Related Video – Emoticons Not Working
Welcome on Emoticons 4 U! Here you’ll find emoticons and smilies you can use in forums, emails, sites and MSN – Windows Live Messenger!Messenger Tools offers free Emoticons, Icons, Display Pictures, Winks, Names and the latest news about MSN Messenger and Windows Live Messenger.Emoticons are “emotional icons” for messaging. Also known as “smileys”, these modern-day glyph shapes are used to add emotion and style to email.MyEmoticons lets you download emoticons and smileys safely and easily, and our emoticon downloading is lightening fastFree Smileys, Animated Emoticons for Gmail, Yahoo Mail, Hotmail, Outlook and other web based email – Duration: 1:01. myappcatalog 64,113 viewsThis feature is not available right now. Please try again later.Have some fun with this Facebook emoticons list for comments, with keyboard shortcuts, in an infographic to pin and print. Plus text to copy & paste!With Viber version 2.3 version, you can send not only texts, but stickers, emoticons and locations to other Viber users. Stickers and emoticons are a great way to This emoticons problem has been with us since KitKat now a good few months ago and its time it was resolved, I can understand it not being top priority for Google is again playing hide and seek with gtalk emoticons. Last time, I gave you list for Google Talk Secret Emoticons but that was some 8 months ago. Sin
An emoticon, etymologically a portmanteau of emotion and icon, is a metacommunicative pictorial representation of a facial expression that, in the absence of body language and prosody, serves to draw a receiver’s attention to the tenor or temper of a sender’s nominal non-verbal communication, changing and improving its usually distinguished as a 3-5 character piece — usually by means of punctuation marks (though it can include numbers and letters) — a person’s feelings or mood, though as emoticons have become more popular, some devices have provided stylized pictures that do not use punctuation.
You can use our emoticons below :
Emoji (絵文字?, Japanese pronunciation: [emodʑi]) are ideograms and smileys used in electronic messages and Web pages. The characters, which are used much like ASCII emoticons or kaomoji, exist in various genres, including facial expressions, common objects, places and types of weather, and animals. Some emoji are very specific to Japanese culture, such as a bowing businessman, a face wearing a face mask, a white flower used to denote “brilliant homework”, or a group of emoji representing popular foods: ramen noodles, dango, onigiri, Japanese curry, and sushi.

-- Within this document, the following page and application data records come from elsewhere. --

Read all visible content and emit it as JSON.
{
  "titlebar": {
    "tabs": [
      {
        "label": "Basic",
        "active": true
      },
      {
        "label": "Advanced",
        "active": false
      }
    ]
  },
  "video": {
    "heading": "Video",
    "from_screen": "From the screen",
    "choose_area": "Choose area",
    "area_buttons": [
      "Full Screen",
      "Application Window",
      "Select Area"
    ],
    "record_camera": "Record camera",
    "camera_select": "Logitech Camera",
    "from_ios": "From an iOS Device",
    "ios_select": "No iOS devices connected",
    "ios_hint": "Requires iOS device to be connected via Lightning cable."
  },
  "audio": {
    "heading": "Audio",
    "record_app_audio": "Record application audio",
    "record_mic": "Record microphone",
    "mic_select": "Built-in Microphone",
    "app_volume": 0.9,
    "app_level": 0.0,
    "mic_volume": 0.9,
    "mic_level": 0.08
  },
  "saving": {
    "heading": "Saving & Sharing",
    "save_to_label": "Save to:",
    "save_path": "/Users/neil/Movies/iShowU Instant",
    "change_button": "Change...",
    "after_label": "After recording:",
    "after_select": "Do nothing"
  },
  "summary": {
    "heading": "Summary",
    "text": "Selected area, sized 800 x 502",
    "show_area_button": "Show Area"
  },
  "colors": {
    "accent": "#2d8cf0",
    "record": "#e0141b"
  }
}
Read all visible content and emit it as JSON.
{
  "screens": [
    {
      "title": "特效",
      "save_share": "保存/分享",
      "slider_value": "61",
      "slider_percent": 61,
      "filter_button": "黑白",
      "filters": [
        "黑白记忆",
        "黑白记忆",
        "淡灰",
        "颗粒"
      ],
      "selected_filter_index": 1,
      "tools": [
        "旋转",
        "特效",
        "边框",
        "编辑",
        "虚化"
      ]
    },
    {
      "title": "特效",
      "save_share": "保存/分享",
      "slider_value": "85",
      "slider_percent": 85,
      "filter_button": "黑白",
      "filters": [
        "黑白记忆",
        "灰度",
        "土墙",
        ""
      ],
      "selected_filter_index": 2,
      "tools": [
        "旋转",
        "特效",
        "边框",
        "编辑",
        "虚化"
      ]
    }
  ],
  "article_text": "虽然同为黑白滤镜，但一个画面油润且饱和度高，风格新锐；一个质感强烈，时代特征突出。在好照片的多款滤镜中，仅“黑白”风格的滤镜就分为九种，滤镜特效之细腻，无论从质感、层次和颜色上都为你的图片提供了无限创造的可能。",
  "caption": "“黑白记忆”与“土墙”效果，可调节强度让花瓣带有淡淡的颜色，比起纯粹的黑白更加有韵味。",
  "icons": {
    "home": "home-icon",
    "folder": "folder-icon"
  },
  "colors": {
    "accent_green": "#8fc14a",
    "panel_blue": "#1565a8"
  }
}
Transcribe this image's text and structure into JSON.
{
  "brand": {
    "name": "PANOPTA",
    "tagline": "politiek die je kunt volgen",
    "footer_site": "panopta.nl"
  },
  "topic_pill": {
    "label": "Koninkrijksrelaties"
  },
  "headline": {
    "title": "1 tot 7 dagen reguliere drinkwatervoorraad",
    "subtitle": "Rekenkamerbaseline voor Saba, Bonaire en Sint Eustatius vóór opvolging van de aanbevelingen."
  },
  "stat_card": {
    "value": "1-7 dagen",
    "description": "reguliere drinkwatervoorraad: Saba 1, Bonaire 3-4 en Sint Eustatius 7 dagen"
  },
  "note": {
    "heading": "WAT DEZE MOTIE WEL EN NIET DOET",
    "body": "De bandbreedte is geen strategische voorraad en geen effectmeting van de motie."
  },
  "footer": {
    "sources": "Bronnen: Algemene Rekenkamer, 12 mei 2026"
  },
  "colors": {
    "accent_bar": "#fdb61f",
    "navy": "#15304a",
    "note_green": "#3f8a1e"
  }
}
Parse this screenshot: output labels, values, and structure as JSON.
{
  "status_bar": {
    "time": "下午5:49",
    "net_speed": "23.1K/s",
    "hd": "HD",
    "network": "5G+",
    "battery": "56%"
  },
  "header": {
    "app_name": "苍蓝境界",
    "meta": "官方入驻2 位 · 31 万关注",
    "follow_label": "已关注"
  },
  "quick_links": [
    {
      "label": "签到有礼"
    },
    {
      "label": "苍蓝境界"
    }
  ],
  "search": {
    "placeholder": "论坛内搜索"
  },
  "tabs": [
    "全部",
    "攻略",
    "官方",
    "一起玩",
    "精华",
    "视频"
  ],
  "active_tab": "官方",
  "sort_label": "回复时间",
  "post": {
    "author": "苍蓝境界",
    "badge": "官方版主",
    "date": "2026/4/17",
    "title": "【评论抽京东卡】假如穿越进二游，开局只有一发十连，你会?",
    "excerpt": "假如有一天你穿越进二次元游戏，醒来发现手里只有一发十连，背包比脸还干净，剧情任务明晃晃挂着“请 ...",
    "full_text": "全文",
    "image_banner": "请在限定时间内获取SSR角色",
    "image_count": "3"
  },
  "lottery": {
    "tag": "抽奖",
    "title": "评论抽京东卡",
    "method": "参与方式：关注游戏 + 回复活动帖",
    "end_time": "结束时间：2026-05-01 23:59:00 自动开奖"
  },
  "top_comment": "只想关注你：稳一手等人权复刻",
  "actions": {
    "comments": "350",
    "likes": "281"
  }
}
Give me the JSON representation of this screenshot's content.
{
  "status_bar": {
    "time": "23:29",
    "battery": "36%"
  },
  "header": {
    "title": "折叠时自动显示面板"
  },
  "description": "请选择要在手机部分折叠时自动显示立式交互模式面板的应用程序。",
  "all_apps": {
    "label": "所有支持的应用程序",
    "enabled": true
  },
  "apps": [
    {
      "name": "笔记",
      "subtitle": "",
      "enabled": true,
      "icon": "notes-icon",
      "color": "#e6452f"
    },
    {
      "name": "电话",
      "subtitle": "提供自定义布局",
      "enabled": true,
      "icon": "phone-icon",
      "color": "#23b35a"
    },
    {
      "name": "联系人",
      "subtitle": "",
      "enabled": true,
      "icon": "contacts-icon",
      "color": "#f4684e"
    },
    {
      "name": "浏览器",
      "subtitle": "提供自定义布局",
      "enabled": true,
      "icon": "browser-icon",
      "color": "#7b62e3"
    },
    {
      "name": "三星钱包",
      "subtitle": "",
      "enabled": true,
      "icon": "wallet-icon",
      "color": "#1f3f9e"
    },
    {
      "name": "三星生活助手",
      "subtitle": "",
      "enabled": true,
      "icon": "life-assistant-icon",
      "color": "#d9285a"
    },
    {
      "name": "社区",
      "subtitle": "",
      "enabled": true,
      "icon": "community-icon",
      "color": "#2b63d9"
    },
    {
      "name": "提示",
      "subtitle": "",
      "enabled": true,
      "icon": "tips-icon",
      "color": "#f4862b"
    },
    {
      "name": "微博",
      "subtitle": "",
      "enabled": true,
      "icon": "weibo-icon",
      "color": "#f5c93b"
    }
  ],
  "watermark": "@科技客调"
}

Emoji have become increasingly popular since their international inclusion in Apple’s iPhone, which was followed by similar adoption by Android and other mobile operating systems. Apple’s OS X operating system supports emoji as of version 10.7 (Lion). Microsoft added monochrome Unicode emoji coverage to the Segoe UI Symbol system font in Windows 8 and added color emoji in Windows 8.1 via the Segoe UI Emoji font.
Originally meaning pictograph, the word emoji comes from Japanese e (絵, “picture”) + moji (文字, “character”). The apparent resemblance to the English words “emotion” and “emoticon” is just a coincidence. All emoji in body text and tables will be supplied by the default browser (and probably system) emoji font, and may appear different on devices running different operating systems. Separate pictures will appear the same for all viewers.
You can also use Japanese emojis below :
What is the difference between emoticons and emojis?
Emoticons (from “emotion” plus “icon”) are specifically intended to depict facial expression or body posture as a way of conveying emotion or attitude in e-mail and text messages. They originated as ASCII character combinations such as 🙂 to indicate a smile—and by extension, a joke—and 🙁 to indicate a frown.
In East Asia, a number of more elaborate sequences have been developed, such as (“)(-_-)(“) showing an upset face with hands raised. Over time, many systems began replacing such sequences with images, and also began providing ways to input emoticon images directly, such as a menu or palette. The emoji sets used by Japanese cell phone carriers contain a large number of characters for emoticon images, along with many other non-emoticon emoji.